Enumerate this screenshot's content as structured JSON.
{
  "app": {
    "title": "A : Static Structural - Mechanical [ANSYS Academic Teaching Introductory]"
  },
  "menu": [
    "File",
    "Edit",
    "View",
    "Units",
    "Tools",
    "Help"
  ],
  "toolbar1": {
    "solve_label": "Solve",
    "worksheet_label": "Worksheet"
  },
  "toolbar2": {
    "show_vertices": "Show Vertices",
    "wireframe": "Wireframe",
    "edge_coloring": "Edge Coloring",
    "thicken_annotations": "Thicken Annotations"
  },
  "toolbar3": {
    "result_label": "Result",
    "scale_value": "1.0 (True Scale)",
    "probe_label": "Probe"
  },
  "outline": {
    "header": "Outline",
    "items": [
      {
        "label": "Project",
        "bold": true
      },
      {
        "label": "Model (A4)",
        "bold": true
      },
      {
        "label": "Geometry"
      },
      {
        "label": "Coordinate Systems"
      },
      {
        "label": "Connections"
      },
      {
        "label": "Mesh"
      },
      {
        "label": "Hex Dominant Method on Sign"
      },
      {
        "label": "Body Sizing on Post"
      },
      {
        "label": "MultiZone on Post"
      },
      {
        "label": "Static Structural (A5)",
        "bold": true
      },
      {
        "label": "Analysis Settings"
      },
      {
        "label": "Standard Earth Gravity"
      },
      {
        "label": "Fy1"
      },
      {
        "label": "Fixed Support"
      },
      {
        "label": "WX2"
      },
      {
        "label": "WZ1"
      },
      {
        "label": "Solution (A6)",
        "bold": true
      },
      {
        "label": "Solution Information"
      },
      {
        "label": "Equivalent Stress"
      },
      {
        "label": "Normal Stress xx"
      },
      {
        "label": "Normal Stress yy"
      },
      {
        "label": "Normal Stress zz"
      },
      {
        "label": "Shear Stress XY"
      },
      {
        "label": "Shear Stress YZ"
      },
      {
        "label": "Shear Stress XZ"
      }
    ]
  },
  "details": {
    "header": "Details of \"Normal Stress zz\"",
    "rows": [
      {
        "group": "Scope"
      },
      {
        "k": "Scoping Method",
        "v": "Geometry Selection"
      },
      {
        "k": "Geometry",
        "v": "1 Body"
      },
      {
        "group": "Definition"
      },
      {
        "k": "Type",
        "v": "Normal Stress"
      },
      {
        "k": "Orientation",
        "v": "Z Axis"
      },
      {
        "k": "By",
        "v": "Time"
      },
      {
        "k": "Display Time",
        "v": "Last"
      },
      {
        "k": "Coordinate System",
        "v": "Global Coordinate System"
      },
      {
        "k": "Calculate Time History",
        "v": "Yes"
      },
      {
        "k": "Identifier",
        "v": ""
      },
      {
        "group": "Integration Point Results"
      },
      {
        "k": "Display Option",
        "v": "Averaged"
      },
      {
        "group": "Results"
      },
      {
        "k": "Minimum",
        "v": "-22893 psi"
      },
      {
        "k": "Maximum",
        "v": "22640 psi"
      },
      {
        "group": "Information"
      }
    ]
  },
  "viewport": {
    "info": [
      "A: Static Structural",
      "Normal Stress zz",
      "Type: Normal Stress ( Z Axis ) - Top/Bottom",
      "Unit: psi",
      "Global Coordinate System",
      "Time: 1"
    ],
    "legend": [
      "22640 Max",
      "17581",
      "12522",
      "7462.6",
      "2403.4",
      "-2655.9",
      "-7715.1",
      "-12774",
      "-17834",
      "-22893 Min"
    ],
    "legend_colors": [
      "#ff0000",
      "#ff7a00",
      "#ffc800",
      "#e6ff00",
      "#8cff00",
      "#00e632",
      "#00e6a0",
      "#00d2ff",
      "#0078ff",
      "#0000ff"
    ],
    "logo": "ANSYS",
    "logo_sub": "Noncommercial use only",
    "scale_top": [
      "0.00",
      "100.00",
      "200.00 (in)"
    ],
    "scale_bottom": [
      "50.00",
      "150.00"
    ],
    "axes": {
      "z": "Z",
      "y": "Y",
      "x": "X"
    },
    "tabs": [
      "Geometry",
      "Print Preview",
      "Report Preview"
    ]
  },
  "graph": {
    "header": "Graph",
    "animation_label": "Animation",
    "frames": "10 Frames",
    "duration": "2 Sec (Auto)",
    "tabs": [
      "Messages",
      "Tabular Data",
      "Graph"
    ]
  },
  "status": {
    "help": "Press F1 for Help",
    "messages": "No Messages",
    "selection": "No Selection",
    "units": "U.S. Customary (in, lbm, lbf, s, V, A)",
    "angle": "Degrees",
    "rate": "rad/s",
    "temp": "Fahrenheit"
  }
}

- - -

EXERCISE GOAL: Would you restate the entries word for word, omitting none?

ANSWER TO THE EXERCISE:
Enumerate this screenshot's content as structured JSON.
{
  "app": {
    "title": "A : Static Structural - Mechanical [ANSYS Academic Teaching Introductory]"
  },
  "menu": [
    "File",
    "Edit",
    "View",
    "Units",
    "Tools",
    "Help"
  ],
  "toolbar1": {
    "solve_label": "Solve",
    "worksheet_label": "Worksheet"
  },
  "toolbar2": {
    "show_vertices": "Show Vertices",
    "wireframe": "Wireframe",
    "edge_coloring": "Edge Coloring",
    "thicken_annotations": "Thicken Annotations"
  },
  "toolbar3": {
    "result_label": "Result",
    "scale_value": "1.0 (True Scale)",
    "probe_label": "Probe"
  },
  "outline": {
    "header": "Outline",
    "items": [
      {
        "label": "Project",
        "bold": true
      },
      {
        "label": "Model (A4)",
        "bold": true
      },
      {
        "label": "Geometry"
      },
      {
        "label": "Coordinate Systems"
      },
      {
        "label": "Connections"
      },
      {
        "label": "Mesh"
      },
      {
        "label": "Hex Dominant Method on Sign"
      },
      {
        "label": "Body Sizing on Post"
      },
      {
        "label": "MultiZone on Post"
      },
      {
        "label": "Static Structural (A5)",
        "bold": true
      },
      {
        "label": "Analysis Settings"
      },
      {
        "label": "Standard Earth Gravity"
      },
      {
        "label": "Fy1"
      },
      {
        "label": "Fixed Support"
      },
      {
        "label": "WX2"
      },
      {
        "label": "WZ1"
      },
      {
        "label": "Solution (A6)",
        "bold": true
      },
      {
        "label": "Solution Information"
      },
      {
        "label": "Equivalent Stress"
      },
      {
        "label": "Normal Stress xx"
      },
      {
        "label": "Normal Stress yy"
      },
      {
        "label": "Normal Stress zz"
      },
      {
        "label": "Shear Stress XY"
      },
      {
        "label": "Shear Stress YZ"
      },
      {
        "label": "Shear Stress XZ"
      }
    ]
  },
  "details": {
    "header": "Details of \"Normal Stress zz\"",
    "rows": [
      {
        "group": "Scope"
      },
      {
        "k": "Scoping Method",
        "v": "Geometry Selection"
      },
      {
        "k": "Geometry",
        "v": "1 Body"
      },
      {
        "group": "Definition"
      },
      {
        "k": "Type",
        "v": "Normal Stress"
      },
      {
        "k": "Orientation",
        "v": "Z Axis"
      },
      {
        "k": "By",
        "v": "Time"
      },
      {
        "k": "Display Time",
        "v": "Last"
      },
      {
        "k": "Coordinate System",
        "v": "Global Coordinate System"
      },
      {
        "k": "Calculate Time History",
        "v": "Yes"
      },
      {
        "k": "Identifier",
        "v": ""
      },
      {
        "group": "Integration Point Results"
      },
      {
        "k": "Display Option",
        "v": "Averaged"
      },
      {
        "group": "Results"
      },
      {
        "k": "Minimum",
        "v": "-22893 psi"
      },
      {
        "k": "Maximum",
        "v": "22640 psi"
      },
      {
        "group": "Information"
      }
    ]
  },
  "viewport": {
    "info": [
      "A: Static Structural",
      "Normal Stress zz",
      "Type: Normal Stress ( Z Axis ) - Top/Bottom",
      "Unit: psi",
      "Global Coordinate System",
      "Time: 1"
    ],
    "legend": [
      "22640 Max",
      "17581",
      "12522",
      "7462.6",
      "2403.4",
      "-2655.9",
      "-7715.1",
      "-12774",
      "-17834",
      "-22893 Min"
    ],
    "legend_colors": [
      "#ff0000",
      "#ff7a00",
      "#ffc800",
      "#e6ff00",
      "#8cff00",
      "#00e632",
      "#00e6a0",
      "#00d2ff",
      "#0078ff",
      "#0000ff"
    ],
    "logo": "ANSYS",
    "logo_sub": "Noncommercial use only",
    "scale_top": [
      "0.00",
      "100.00",
      "200.00 (in)"
    ],
    "scale_bottom": [
      "50.00",
      "150.00"
    ],
    "axes": {
      "z": "Z",
      "y": "Y",
      "x": "X"
    },
    "tabs": [
      "Geometry",
      "Print Preview",
      "Report Preview"
    ]
  },
  "graph": {
    "header": "Graph",
    "animation_label": "Animation",
    "frames": "10 Frames",
    "duration": "2 Sec (Auto)",
    "tabs": [
      "Messages",
      "Tabular Data",
      "Graph"
    ]
  },
  "status": {
    "help": "Press F1 for Help",
    "messages": "No Messages",
    "selection": "No Selection",
    "units": "U.S. Customary (in, lbm, lbf, s, V, A)",
    "angle": "Degrees",
    "rate": "rad/s",
    "temp": "Fahrenheit"
  }
}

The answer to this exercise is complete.